Print out the entries exactly, and include each one.

———

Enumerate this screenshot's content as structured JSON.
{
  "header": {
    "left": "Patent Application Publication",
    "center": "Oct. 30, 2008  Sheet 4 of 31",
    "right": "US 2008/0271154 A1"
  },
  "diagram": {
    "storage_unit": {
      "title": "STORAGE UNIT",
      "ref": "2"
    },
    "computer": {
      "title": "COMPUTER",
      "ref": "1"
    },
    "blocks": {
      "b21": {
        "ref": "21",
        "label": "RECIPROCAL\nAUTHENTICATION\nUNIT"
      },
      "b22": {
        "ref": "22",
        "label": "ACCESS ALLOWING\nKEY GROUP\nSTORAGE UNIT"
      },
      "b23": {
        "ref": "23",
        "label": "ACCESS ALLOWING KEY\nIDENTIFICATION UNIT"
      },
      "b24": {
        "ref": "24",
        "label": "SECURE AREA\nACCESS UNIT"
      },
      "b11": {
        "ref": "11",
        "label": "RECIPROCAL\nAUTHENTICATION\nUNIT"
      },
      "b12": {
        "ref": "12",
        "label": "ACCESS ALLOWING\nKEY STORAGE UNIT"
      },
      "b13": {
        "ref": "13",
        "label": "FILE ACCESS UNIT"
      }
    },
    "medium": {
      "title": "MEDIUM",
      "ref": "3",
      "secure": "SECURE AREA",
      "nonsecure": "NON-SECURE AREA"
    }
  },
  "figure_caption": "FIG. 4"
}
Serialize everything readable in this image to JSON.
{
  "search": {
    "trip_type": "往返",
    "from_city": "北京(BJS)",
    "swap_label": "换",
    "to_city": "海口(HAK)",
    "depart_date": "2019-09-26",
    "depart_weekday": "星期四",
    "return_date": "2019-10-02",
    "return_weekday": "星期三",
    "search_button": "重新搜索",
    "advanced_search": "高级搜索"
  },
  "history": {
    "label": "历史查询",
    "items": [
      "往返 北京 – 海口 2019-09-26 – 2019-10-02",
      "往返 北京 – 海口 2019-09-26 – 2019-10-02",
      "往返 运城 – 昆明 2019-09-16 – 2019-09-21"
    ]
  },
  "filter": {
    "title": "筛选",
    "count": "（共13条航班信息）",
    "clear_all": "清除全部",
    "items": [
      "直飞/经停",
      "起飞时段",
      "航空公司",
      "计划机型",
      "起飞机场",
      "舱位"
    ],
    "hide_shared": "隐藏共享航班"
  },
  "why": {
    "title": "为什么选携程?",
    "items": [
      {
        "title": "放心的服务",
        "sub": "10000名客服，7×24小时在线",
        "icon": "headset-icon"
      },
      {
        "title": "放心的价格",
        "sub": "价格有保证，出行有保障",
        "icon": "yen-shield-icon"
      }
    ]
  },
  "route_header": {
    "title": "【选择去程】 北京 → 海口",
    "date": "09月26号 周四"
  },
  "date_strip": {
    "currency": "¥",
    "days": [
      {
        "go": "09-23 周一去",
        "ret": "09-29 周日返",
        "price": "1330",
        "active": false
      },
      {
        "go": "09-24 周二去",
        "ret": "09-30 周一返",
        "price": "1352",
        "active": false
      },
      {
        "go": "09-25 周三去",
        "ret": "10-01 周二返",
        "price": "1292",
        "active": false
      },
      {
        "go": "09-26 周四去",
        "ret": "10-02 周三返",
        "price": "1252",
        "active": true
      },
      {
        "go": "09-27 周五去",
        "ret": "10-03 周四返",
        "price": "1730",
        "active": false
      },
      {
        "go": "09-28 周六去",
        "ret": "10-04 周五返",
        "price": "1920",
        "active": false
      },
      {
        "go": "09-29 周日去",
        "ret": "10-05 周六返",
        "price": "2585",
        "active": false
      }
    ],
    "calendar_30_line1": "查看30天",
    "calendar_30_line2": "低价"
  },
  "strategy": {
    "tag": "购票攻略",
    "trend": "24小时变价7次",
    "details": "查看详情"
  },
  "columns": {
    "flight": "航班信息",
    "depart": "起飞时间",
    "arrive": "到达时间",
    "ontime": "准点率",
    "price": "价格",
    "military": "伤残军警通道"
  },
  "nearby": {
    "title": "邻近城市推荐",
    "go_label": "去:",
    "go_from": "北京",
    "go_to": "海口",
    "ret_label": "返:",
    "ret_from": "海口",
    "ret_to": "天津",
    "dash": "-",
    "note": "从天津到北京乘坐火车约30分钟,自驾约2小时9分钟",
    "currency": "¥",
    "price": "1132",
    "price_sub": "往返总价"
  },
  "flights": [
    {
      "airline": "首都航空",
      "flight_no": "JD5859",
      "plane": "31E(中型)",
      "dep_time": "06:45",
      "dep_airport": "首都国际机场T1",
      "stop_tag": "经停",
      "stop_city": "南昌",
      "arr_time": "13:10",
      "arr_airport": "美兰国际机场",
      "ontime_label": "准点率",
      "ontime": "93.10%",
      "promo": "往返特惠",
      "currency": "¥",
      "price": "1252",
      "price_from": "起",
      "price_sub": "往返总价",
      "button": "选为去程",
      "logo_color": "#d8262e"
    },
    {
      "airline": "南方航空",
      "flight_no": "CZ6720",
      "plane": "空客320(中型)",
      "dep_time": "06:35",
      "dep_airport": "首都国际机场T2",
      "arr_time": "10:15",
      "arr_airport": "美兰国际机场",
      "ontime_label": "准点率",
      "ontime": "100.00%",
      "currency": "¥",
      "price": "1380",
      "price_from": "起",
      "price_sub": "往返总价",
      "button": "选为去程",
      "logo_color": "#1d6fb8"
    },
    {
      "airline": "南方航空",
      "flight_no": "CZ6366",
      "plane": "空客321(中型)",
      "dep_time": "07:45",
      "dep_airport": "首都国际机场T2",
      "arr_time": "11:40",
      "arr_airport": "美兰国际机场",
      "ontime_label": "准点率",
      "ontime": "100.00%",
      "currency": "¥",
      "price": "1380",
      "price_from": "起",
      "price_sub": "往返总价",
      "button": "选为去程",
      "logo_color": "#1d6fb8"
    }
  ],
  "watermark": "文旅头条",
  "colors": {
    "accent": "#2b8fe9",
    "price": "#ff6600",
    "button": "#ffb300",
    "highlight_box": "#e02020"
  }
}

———

Solution for this exercise:
Enumerate this screenshot's content as structured JSON.
{
  "header": {
    "left": "Patent Application Publication",
    "center": "Oct. 30, 2008  Sheet 4 of 31",
    "right": "US 2008/0271154 A1"
  },
  "diagram": {
    "storage_unit": {
      "title": "STORAGE UNIT",
      "ref": "2"
    },
    "computer": {
      "title": "COMPUTER",
      "ref": "1"
    },
    "blocks": {
      "b21": {
        "ref": "21",
        "label": "RECIPROCAL\nAUTHENTICATION\nUNIT"
      },
      "b22": {
        "ref": "22",
        "label": "ACCESS ALLOWING\nKEY GROUP\nSTORAGE UNIT"
      },
      "b23": {
        "ref": "23",
        "label": "ACCESS ALLOWING KEY\nIDENTIFICATION UNIT"
      },
      "b24": {
        "ref": "24",
        "label": "SECURE AREA\nACCESS UNIT"
      },
      "b11": {
        "ref": "11",
        "label": "RECIPROCAL\nAUTHENTICATION\nUNIT"
      },
      "b12": {
        "ref": "12",
        "label": "ACCESS ALLOWING\nKEY STORAGE UNIT"
      },
      "b13": {
        "ref": "13",
        "label": "FILE ACCESS UNIT"
      }
    },
    "medium": {
      "title": "MEDIUM",
      "ref": "3",
      "secure": "SECURE AREA",
      "nonsecure": "NON-SECURE AREA"
    }
  },
  "figure_caption": "FIG. 4"
}
Serialize everything readable in this image to JSON.
{
  "search": {
    "trip_type": "往返",
    "from_city": "北京(BJS)",
    "swap_label": "换",
    "to_city": "海口(HAK)",
    "depart_date": "2019-09-26",
    "depart_weekday": "星期四",
    "return_date": "2019-10-02",
    "return_weekday": "星期三",
    "search_button": "重新搜索",
    "advanced_search": "高级搜索"
  },
  "history": {
    "label": "历史查询",
    "items": [
      "往返 北京 – 海口 2019-09-26 – 2019-10-02",
      "往返 北京 – 海口 2019-09-26 – 2019-10-02",
      "往返 运城 – 昆明 2019-09-16 – 2019-09-21"
    ]
  },
  "filter": {
    "title": "筛选",
    "count": "（共13条航班信息）",
    "clear_all": "清除全部",
    "items": [
      "直飞/经停",
      "起飞时段",
      "航空公司",
      "计划机型",
      "起飞机场",
      "舱位"
    ],
    "hide_shared": "隐藏共享航班"
  },
  "why": {
    "title": "为什么选携程?",
    "items": [
      {
        "title": "放心的服务",
        "sub": "10000名客服，7×24小时在线",
        "icon": "headset-icon"
      },
      {
        "title": "放心的价格",
        "sub": "价格有保证，出行有保障",
        "icon": "yen-shield-icon"
      }
    ]
  },
  "route_header": {
    "title": "【选择去程】 北京 → 海口",
    "date": "09月26号 周四"
  },
  "date_strip": {
    "currency": "¥",
    "days": [
      {
        "go": "09-23 周一去",
        "ret": "09-29 周日返",
        "price": "1330",
        "active": false
      },
      {
        "go": "09-24 周二去",
        "ret": "09-30 周一返",
        "price": "1352",
        "active": false
      },
      {
        "go": "09-25 周三去",
        "ret": "10-01 周二返",
        "price": "1292",
        "active": false
      },
      {
        "go": "09-26 周四去",
        "ret": "10-02 周三返",
        "price": "1252",
        "active": true
      },
      {
        "go": "09-27 周五去",
        "ret": "10-03 周四返",
        "price": "1730",
        "active": false
      },
      {
        "go": "09-28 周六去",
        "ret": "10-04 周五返",
        "price": "1920",
        "active": false
      },
      {
        "go": "09-29 周日去",
        "ret": "10-05 周六返",
        "price": "2585",
        "active": false
      }
    ],
    "calendar_30_line1": "查看30天",
    "calendar_30_line2": "低价"
  },
  "strategy": {
    "tag": "购票攻略",
    "trend": "24小时变价7次",
    "details": "查看详情"
  },
  "columns": {
    "flight": "航班信息",
    "depart": "起飞时间",
    "arrive": "到达时间",
    "ontime": "准点率",
    "price": "价格",
    "military": "伤残军警通道"
  },
  "nearby": {
    "title": "邻近城市推荐",
    "go_label": "去:",
    "go_from": "北京",
    "go_to": "海口",
    "ret_label": "返:",
    "ret_from": "海口",
    "ret_to": "天津",
    "dash": "-",
    "note": "从天津到北京乘坐火车约30分钟,自驾约2小时9分钟",
    "currency": "¥",
    "price": "1132",
    "price_sub": "往返总价"
  },
  "flights": [
    {
      "airline": "首都航空",
      "flight_no": "JD5859",
      "plane": "31E(中型)",
      "dep_time": "06:45",
      "dep_airport": "首都国际机场T1",
      "stop_tag": "经停",
      "stop_city": "南昌",
      "arr_time": "13:10",
      "arr_airport": "美兰国际机场",
      "ontime_label": "准点率",
      "ontime": "93.10%",
      "promo": "往返特惠",
      "currency": "¥",
      "price": "1252",
      "price_from": "起",
      "price_sub": "往返总价",
      "button": "选为去程",
      "logo_color": "#d8262e"
    },
    {
      "airline": "南方航空",
      "flight_no": "CZ6720",
      "plane": "空客320(中型)",
      "dep_time": "06:35",
      "dep_airport": "首都国际机场T2",
      "arr_time": "10:15",
      "arr_airport": "美兰国际机场",
      "ontime_label": "准点率",
      "ontime": "100.00%",
      "currency": "¥",
      "price": "1380",
      "price_from": "起",
      "price_sub": "往返总价",
      "button": "选为去程",
      "logo_color": "#1d6fb8"
    },
    {
      "airline": "南方航空",
      "flight_no": "CZ6366",
      "plane": "空客321(中型)",
      "dep_time": "07:45",
      "dep_airport": "首都国际机场T2",
      "arr_time": "11:40",
      "arr_airport": "美兰国际机场",
      "ontime_label": "准点率",
      "ontime": "100.00%",
      "currency": "¥",
      "price": "1380",
      "price_from": "起",
      "price_sub": "往返总价",
      "button": "选为去程",
      "logo_color": "#1d6fb8"
    }
  ],
  "watermark": "文旅头条",
  "colors": {
    "accent": "#2b8fe9",
    "price": "#ff6600",
    "button": "#ffb300",
    "highlight_box": "#e02020"
  }
}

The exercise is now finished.